Oct
22
comment Omission of 'fasting' in Mark 9:29
@kmote Thank you for your constructive criticism. I have updated my answer to propose a thesis on systematic omission of the wording, as I would agree that the topical connections to the other passages do tend to point away from accidental.
Oct
22
comment Omission of 'fasting' in Mark 9:29
@Davïd I added to my wording about the "average Joe." I do believe errors were more prone in that time because of this, and that seems to be the general point of why most of the variants were deemed to have arisen in that time. However, the same types of errors occurred whether by professionals or not.
Oct
21
comment Are the words “wife” and “woman” the same in Hebrew and Greek?
I believe the added possessive pronoun ("own woman"; τὴν ἑαυτοῦ γυναῖκα) and adjective ("own man"; τὸν ἴδιον ἄνδρα) in Greek is specifically the idiomatic way of guaranteeing the term is used for wife/husband. That is, the absence of them would leave the terms more open to the generic woman/man (though not necessarily, context is still important), but because of their addition then the 1 Cor 7:2 passage is certainly using the term in a spousal reference.
Oct
20
comment Omission of 'fasting' in Mark 9:29
I (of course) tend to agree with @JackDouglas here, but I have added further thoughts on this into my answer.
Oct
20

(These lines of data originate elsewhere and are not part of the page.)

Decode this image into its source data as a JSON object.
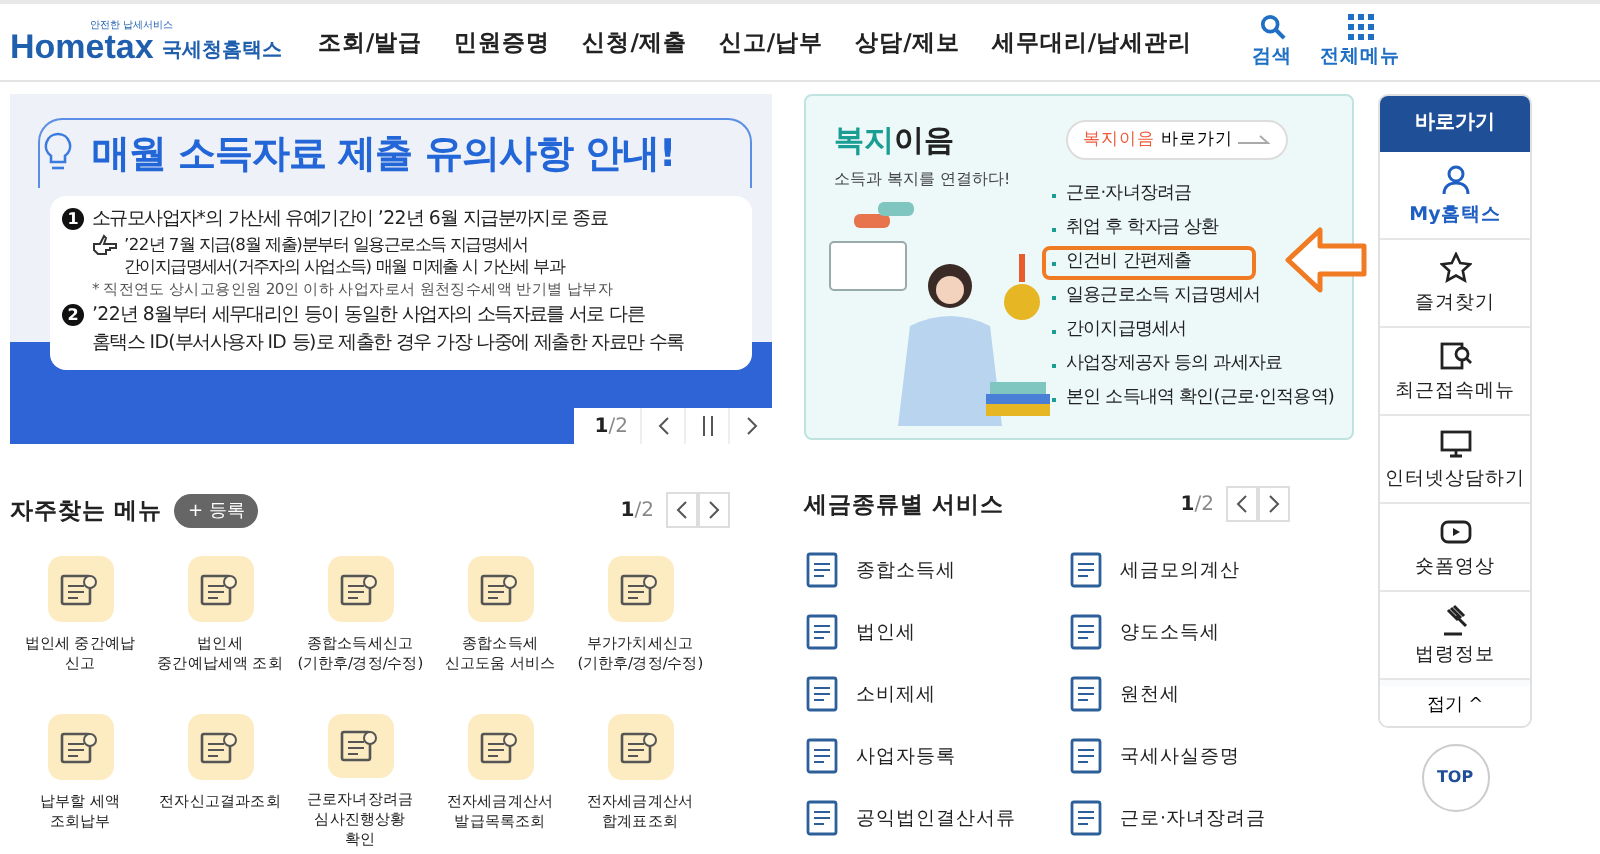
{
  "header": {
    "logo": {
      "tagline": "안전한 납세서비스",
      "wordmark": "Hometax",
      "name": "국세청홈택스"
    },
    "nav": [
      "조회/발급",
      "민원증명",
      "신청/제출",
      "신고/납부",
      "상담/제보",
      "세무대리/납세관리"
    ],
    "tools": [
      {
        "kind": "search",
        "label": "검색"
      },
      {
        "kind": "grid",
        "label": "전체메뉴"
      }
    ]
  },
  "banner": {
    "title": "매월 소득자료 제출 유의사항 안내!",
    "items": [
      {
        "marker": "1",
        "text": "소규모사업자*의 가산세 유예기간이 ’22년 6월 지급분까지로 종료",
        "sub": "’22년 7월 지급(8월 제출)분부터 일용근로소득 지급명세서\n간이지급명세서(거주자의 사업소득) 매월 미제출 시 가산세 부과",
        "note": "* 직전연도 상시고용인원 20인 이하 사업자로서 원천징수세액 반기별 납부자"
      },
      {
        "marker": "2",
        "text": "’22년 8월부터 세무대리인 등이 동일한 사업자의 소득자료를 서로 다른\n홈택스 ID(부서사용자 ID 등)로 제출한 경우 가장 나중에 제출한 자료만 수록"
      }
    ],
    "pager": {
      "current": "1",
      "total": "/2"
    }
  },
  "welfare": {
    "title_accent": "복지",
    "title_rest": "이음",
    "subtitle": "소득과 복지를 연결하다!",
    "button_accent": "복지이음",
    "button_rest": "바로가기",
    "items": [
      {
        "label": "근로·자녀장려금",
        "highlighted": false
      },
      {
        "label": "취업 후 학자금 상환",
        "highlighted": false
      },
      {
        "label": "인건비 간편제출",
        "highlighted": true
      },
      {
        "label": "일용근로소득 지급명세서",
        "highlighted": false
      },
      {
        "label": "간이지급명세서",
        "highlighted": false
      },
      {
        "label": "사업장제공자 등의 과세자료",
        "highlighted": false
      },
      {
        "label": "본인 소득내역 확인(근로·인적용역)",
        "highlighted": false
      }
    ]
  },
  "quick": {
    "title": "바로가기",
    "items": [
      {
        "kind": "person",
        "label": "My홈택스",
        "selected": true
      },
      {
        "kind": "star",
        "label": "즐겨찾기",
        "selected": false
      },
      {
        "kind": "recent",
        "label": "최근접속메뉴",
        "selected": false
      },
      {
        "kind": "monitor",
        "label": "인터넷상담하기",
        "selected": false
      },
      {
        "kind": "play",
        "label": "숏폼영상",
        "selected": false
      },
      {
        "kind": "gavel",
        "label": "법령정보",
        "selected": false
      }
    ],
    "collapse": "접기 ^",
    "top": "TOP"
  },
  "frequent": {
    "title": "자주찾는 메뉴",
    "add": "+ 등록",
    "page": "1",
    "total": "/2",
    "items": [
      "법인세 중간예납\n신고",
      "법인세\n중간예납세액 조회",
      "종합소득세신고\n(기한후/경정/수정)",
      "종합소득세\n신고도움 서비스",
      "부가가치세신고\n(기한후/경정/수정)",
      "납부할 세액\n조회납부",
      "전자신고결과조회",
      "근로자녀장려금\n심사진행상황\n확인",
      "전자세금계산서\n발급목록조회",
      "전자세금계산서\n합계표조회"
    ]
  },
  "tax_services": {
    "title": "세금종류별 서비스",
    "page": "1",
    "total": "/2",
    "items": [
      "종합소득세",
      "세금모의계산",
      "법인세",
      "양도소득세",
      "소비제세",
      "원천세",
      "사업자등록",
      "국세사실증명",
      "공익법인결산서류",
      "근로·자녀장려금"
    ]
  }
}
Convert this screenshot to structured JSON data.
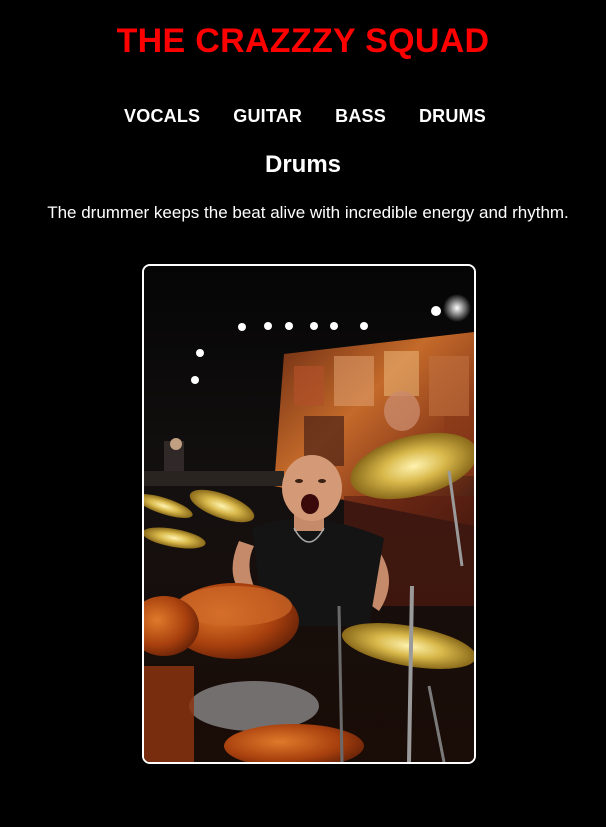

comment Omission of 'fasting' in Mark 9:29
+1 Good research on the "why," even if I disagree with the conclusion of omitting.